EXTRACTED MATERIAL
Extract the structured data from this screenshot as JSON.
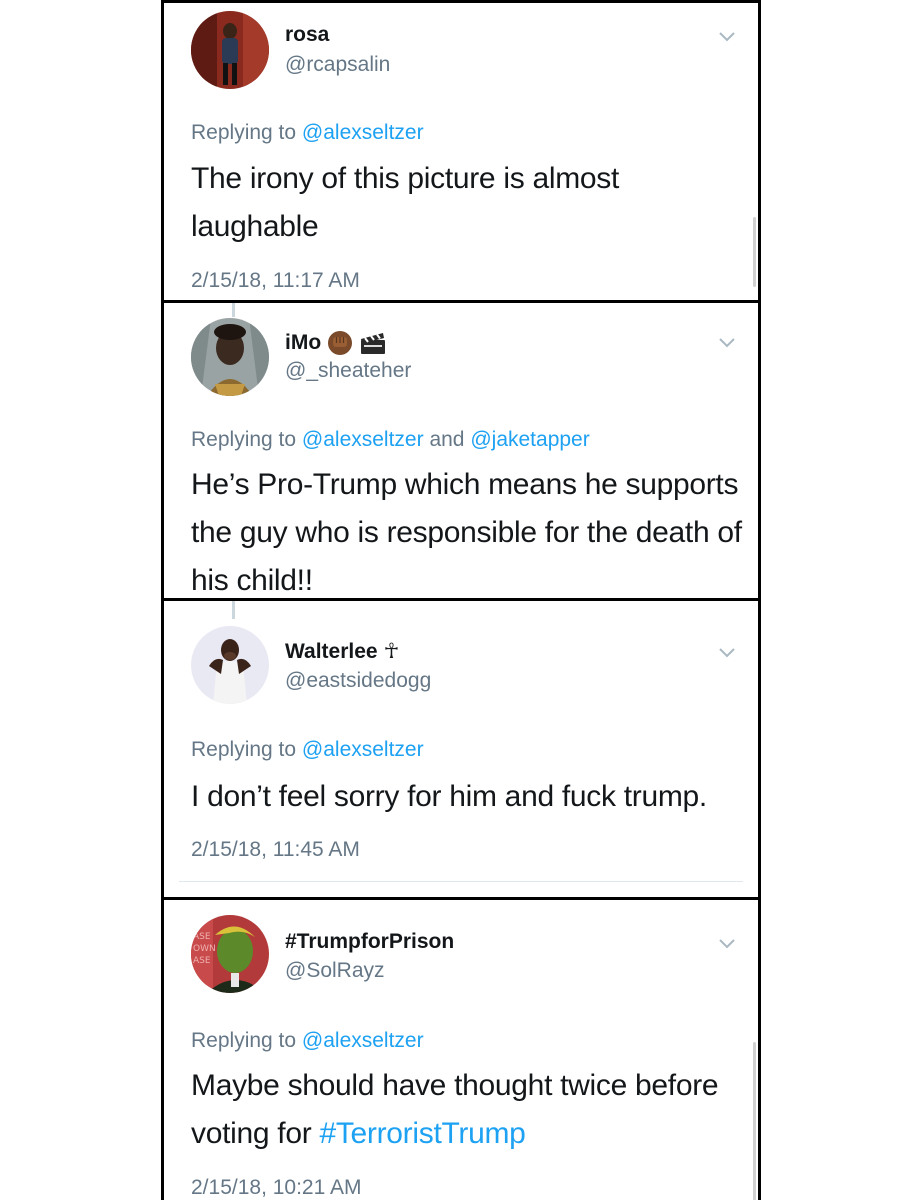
{
  "tweets": [
    {
      "name": "rosa",
      "handle": "@rcapsalin",
      "reply_prefix": "Replying to",
      "reply_to": "@alexseltzer",
      "text": "The irony of this picture is almost laughable",
      "time": "2/15/18, 11:17 AM"
    },
    {
      "name": "iMo",
      "name_emoji": [
        "raised-fist-icon",
        "clapper-board-icon"
      ],
      "handle": "@_sheateher",
      "reply_prefix": "Replying to",
      "reply_to": "@alexseltzer",
      "reply_and": "and",
      "reply_to_2": "@jaketapper",
      "text": "He’s Pro-Trump which means he supports the guy who is responsible for the death of his child!!"
    },
    {
      "name": "Walterlee",
      "name_symbol": "☥",
      "handle": "@eastsidedogg",
      "reply_prefix": "Replying to",
      "reply_to": "@alexseltzer",
      "text": "I don’t feel sorry for him and fuck trump.",
      "time": "2/15/18, 11:45 AM"
    },
    {
      "name": "#TrumpforPrison",
      "handle": "@SolRayz",
      "reply_prefix": "Replying to",
      "reply_to": "@alexseltzer",
      "text_before": "Maybe should have thought twice before voting for",
      "hashtag": "#TerroristTrump",
      "time": "2/15/18, 10:21 AM"
    }
  ],
  "colors": {
    "link": "#1da1f2",
    "secondary": "#657786",
    "primary": "#14171a",
    "border": "#000000"
  }
}
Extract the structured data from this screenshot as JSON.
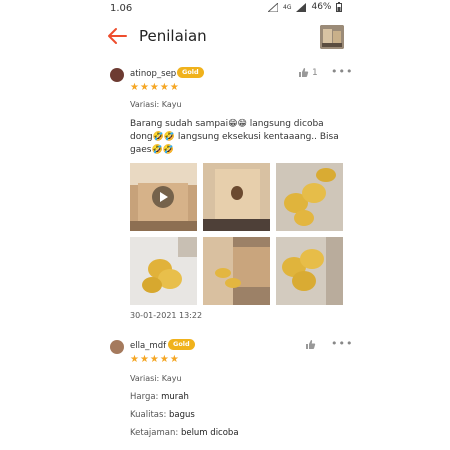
{
  "status": {
    "time": "1.06",
    "network": "4G",
    "battery": "46%"
  },
  "header": {
    "title": "Penilaian"
  },
  "reviews": [
    {
      "user": "atinop_sep",
      "badge": "Gold",
      "likes": "1",
      "stars": "★★★★★",
      "variant": "Variasi: Kayu",
      "text": "Barang sudah sampai😁😁 langsung dicoba dong🤣🤣 langsung eksekusi kentaaang.. Bisa gaes🤣🤣",
      "date": "30-01-2021 13:22"
    },
    {
      "user": "ella_mdf",
      "badge": "Gold",
      "stars": "★★★★★",
      "variant": "Variasi: Kayu",
      "harga_label": "Harga:",
      "harga_value": "murah",
      "kualitas_label": "Kualitas:",
      "kualitas_value": "bagus",
      "ketajaman_label": "Ketajaman:",
      "ketajaman_value": "belum dicoba"
    }
  ],
  "colors": {
    "accent": "#ee4d2d",
    "gold": "#f0b21c",
    "star": "#f5a623"
  }
}
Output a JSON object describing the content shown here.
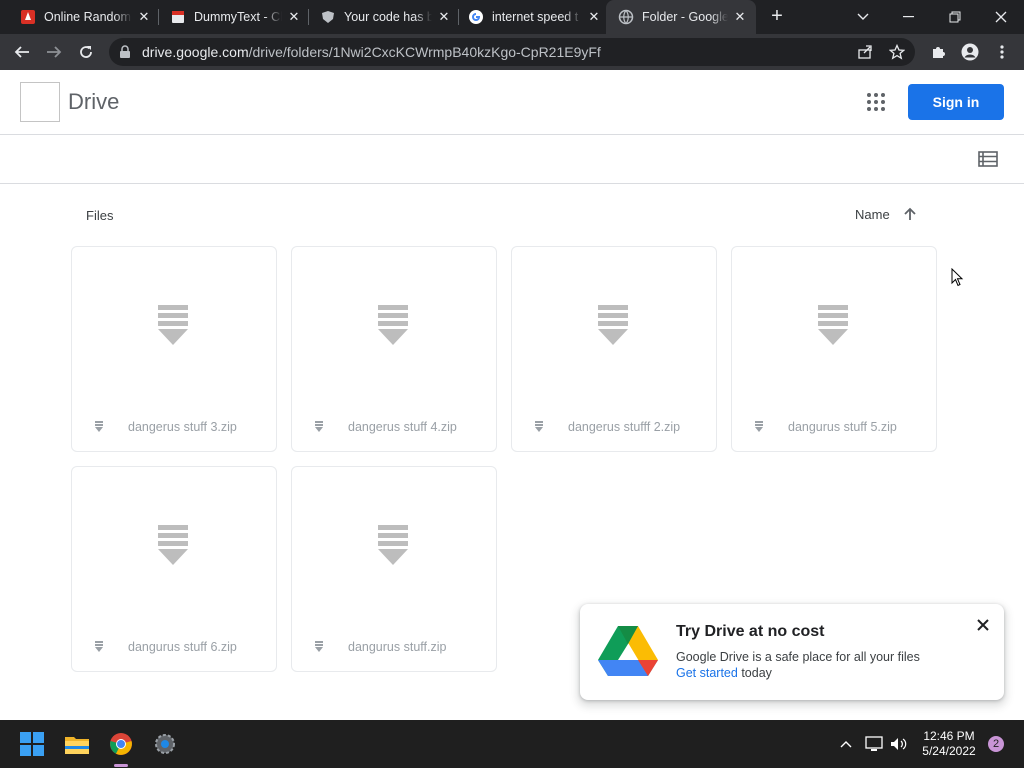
{
  "browser": {
    "tabs": [
      {
        "title": "Online Random",
        "favicon": "flame-icon",
        "active": false
      },
      {
        "title": "DummyText - Cl",
        "favicon": "doc-icon",
        "active": false
      },
      {
        "title": "Your code has b",
        "favicon": "shield-icon",
        "active": false
      },
      {
        "title": "internet speed t",
        "favicon": "google-g-icon",
        "active": false
      },
      {
        "title": "Folder - Google",
        "favicon": "globe-icon",
        "active": true
      }
    ],
    "url_host": "drive.google.com",
    "url_path": "/drive/folders/1Nwi2CxcKCWrmpB40kzKgo-CpR21E9yFf"
  },
  "drive": {
    "title": "Drive",
    "signin_label": "Sign in",
    "files_label": "Files",
    "sort_label": "Name"
  },
  "files": [
    {
      "name": "dangerus stuff 3.zip"
    },
    {
      "name": "dangerus stuff 4.zip"
    },
    {
      "name": "dangerus stufff 2.zip"
    },
    {
      "name": "dangurus stuff 5.zip"
    },
    {
      "name": "dangurus stuff 6.zip"
    },
    {
      "name": "dangurus stuff.zip"
    }
  ],
  "promo": {
    "title": "Try Drive at no cost",
    "body": "Google Drive is a safe place for all your files",
    "link": "Get started",
    "link_suffix": " today"
  },
  "taskbar": {
    "time": "12:46 PM",
    "date": "5/24/2022",
    "notifications": "2"
  },
  "colors": {
    "accent": "#1a73e8",
    "chrome_dark": "#202124",
    "taskbar": "#1f1f1f"
  }
}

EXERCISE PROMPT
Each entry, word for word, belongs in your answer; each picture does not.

TASK ANSWER
Extract the structured data from this screenshot as JSON.
{
  "tweets": [
    {
      "name": "rosa",
      "handle": "@rcapsalin",
      "reply_prefix": "Replying to",
      "reply_to": "@alexseltzer",
      "text": "The irony of this picture is almost laughable",
      "time": "2/15/18, 11:17 AM"
    },
    {
      "name": "iMo",
      "name_emoji": [
        "raised-fist-icon",
        "clapper-board-icon"
      ],
      "handle": "@_sheateher",
      "reply_prefix": "Replying to",
      "reply_to": "@alexseltzer",
      "reply_and": "and",
      "reply_to_2": "@jaketapper",
      "text": "He’s Pro-Trump which means he supports the guy who is responsible for the death of his child!!"
    },
    {
      "name": "Walterlee",
      "name_symbol": "☥",
      "handle": "@eastsidedogg",
      "reply_prefix": "Replying to",
      "reply_to": "@alexseltzer",
      "text": "I don’t feel sorry for him and fuck trump.",
      "time": "2/15/18, 11:45 AM"
    },
    {
      "name": "#TrumpforPrison",
      "handle": "@SolRayz",
      "reply_prefix": "Replying to",
      "reply_to": "@alexseltzer",
      "text_before": "Maybe should have thought twice before voting for",
      "hashtag": "#TerroristTrump",
      "time": "2/15/18, 10:21 AM"
    }
  ],
  "colors": {
    "link": "#1da1f2",
    "secondary": "#657786",
    "primary": "#14171a",
    "border": "#000000"
  }
}
Extract the structured data from this screenshot as JSON.
{
  "status": {
    "time": "1.06",
    "network": "4G",
    "battery": "46%"
  },
  "header": {
    "title": "Penilaian"
  },
  "reviews": [
    {
      "user": "atinop_sep",
      "badge": "Gold",
      "likes": "1",
      "stars": "★★★★★",
      "variant": "Variasi: Kayu",
      "text": "Barang sudah sampai😁😁 langsung dicoba dong🤣🤣 langsung eksekusi kentaaang.. Bisa gaes🤣🤣",
      "date": "30-01-2021 13:22"
    },
    {
      "user": "ella_mdf",
      "badge": "Gold",
      "stars": "★★★★★",
      "variant": "Variasi: Kayu",
      "harga_label": "Harga:",
      "harga_value": "murah",
      "kualitas_label": "Kualitas:",
      "kualitas_value": "bagus",
      "ketajaman_label": "Ketajaman:",
      "ketajaman_value": "belum dicoba"
    }
  ],
  "colors": {
    "accent": "#ee4d2d",
    "gold": "#f0b21c",
    "star": "#f5a623"
  }
}
Output a JSON object describing the content shown here.
{
  "browser": {
    "tabs": [
      {
        "title": "Online Random",
        "favicon": "flame-icon",
        "active": false
      },
      {
        "title": "DummyText - Cl",
        "favicon": "doc-icon",
        "active": false
      },
      {
        "title": "Your code has b",
        "favicon": "shield-icon",
        "active": false
      },
      {
        "title": "internet speed t",
        "favicon": "google-g-icon",
        "active": false
      },
      {
        "title": "Folder - Google",
        "favicon": "globe-icon",
        "active": true
      }
    ],
    "url_host": "drive.google.com",
    "url_path": "/drive/folders/1Nwi2CxcKCWrmpB40kzKgo-CpR21E9yFf"
  },
  "drive": {
    "title": "Drive",
    "signin_label": "Sign in",
    "files_label": "Files",
    "sort_label": "Name"
  },
  "files": [
    {
      "name": "dangerus stuff 3.zip"
    },
    {
      "name": "dangerus stuff 4.zip"
    },
    {
      "name": "dangerus stufff 2.zip"
    },
    {
      "name": "dangurus stuff 5.zip"
    },
    {
      "name": "dangurus stuff 6.zip"
    },
    {
      "name": "dangurus stuff.zip"
    }
  ],
  "promo": {
    "title": "Try Drive at no cost",
    "body": "Google Drive is a safe place for all your files",
    "link": "Get started",
    "link_suffix": " today"
  },
  "taskbar": {
    "time": "12:46 PM",
    "date": "5/24/2022",
    "notifications": "2"
  },
  "colors": {
    "accent": "#1a73e8",
    "chrome_dark": "#202124",
    "taskbar": "#1f1f1f"
  }
}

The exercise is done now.